— Goal of the exercise —
Where in the records does the word "true" occur? Copy each line in which it does.

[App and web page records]
***

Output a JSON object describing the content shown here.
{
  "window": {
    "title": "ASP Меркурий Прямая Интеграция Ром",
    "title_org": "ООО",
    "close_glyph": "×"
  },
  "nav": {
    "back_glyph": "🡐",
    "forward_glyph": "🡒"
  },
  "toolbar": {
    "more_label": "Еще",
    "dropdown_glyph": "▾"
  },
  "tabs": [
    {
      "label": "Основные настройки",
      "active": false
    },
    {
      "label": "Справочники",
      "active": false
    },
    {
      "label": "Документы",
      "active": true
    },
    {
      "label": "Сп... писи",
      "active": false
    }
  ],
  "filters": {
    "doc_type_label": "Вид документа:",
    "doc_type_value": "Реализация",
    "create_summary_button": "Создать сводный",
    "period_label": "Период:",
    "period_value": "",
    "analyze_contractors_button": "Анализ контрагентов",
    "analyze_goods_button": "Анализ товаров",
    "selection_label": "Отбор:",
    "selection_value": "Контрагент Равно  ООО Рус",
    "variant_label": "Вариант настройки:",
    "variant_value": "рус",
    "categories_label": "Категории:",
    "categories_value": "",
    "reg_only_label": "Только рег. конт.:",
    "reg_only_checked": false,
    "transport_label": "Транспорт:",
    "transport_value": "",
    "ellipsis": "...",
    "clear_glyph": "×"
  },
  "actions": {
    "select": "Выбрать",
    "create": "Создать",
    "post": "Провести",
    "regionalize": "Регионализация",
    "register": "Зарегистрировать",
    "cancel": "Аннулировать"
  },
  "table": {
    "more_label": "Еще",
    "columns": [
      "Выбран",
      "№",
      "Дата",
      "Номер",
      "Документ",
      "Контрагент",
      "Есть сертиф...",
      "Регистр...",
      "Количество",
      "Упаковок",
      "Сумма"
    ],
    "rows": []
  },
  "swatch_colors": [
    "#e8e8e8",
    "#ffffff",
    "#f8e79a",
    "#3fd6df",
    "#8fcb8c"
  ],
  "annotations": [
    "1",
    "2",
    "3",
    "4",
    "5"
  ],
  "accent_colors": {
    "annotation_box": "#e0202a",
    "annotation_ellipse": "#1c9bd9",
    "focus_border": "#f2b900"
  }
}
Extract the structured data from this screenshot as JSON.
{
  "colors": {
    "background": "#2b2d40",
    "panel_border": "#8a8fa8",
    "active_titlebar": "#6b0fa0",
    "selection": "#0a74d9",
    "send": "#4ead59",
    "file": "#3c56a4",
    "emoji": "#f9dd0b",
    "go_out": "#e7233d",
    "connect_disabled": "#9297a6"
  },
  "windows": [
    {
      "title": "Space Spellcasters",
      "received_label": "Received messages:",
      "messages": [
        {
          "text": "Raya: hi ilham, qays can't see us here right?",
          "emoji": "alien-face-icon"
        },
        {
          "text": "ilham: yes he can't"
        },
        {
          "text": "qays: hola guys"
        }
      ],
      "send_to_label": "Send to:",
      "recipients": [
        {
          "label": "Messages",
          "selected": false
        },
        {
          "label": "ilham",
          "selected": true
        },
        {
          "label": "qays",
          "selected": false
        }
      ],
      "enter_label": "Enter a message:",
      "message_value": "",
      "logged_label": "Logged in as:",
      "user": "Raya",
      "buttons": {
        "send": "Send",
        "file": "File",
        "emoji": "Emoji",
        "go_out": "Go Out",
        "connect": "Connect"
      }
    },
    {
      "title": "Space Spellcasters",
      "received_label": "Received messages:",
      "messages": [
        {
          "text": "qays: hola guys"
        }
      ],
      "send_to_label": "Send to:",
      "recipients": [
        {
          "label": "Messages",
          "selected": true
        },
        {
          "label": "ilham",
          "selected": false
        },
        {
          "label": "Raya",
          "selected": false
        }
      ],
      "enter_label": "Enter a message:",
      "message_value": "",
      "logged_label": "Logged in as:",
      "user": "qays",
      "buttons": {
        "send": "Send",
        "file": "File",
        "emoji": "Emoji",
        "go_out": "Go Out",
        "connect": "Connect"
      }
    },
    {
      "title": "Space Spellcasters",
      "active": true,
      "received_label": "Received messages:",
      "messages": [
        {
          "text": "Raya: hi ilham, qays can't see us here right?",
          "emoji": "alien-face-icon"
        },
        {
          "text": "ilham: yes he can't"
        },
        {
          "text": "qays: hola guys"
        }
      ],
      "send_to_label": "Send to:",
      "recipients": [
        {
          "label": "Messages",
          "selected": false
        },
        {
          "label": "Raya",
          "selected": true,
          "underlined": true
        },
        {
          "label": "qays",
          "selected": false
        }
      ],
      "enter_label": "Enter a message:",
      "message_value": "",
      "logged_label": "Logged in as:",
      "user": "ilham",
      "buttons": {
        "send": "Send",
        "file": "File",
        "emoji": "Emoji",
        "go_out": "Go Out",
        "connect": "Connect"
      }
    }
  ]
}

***

— Completed exercise —
      "active": true
          "selected": true
          "selected": true
      "active": true,
          "selected": true,
          "underlined": true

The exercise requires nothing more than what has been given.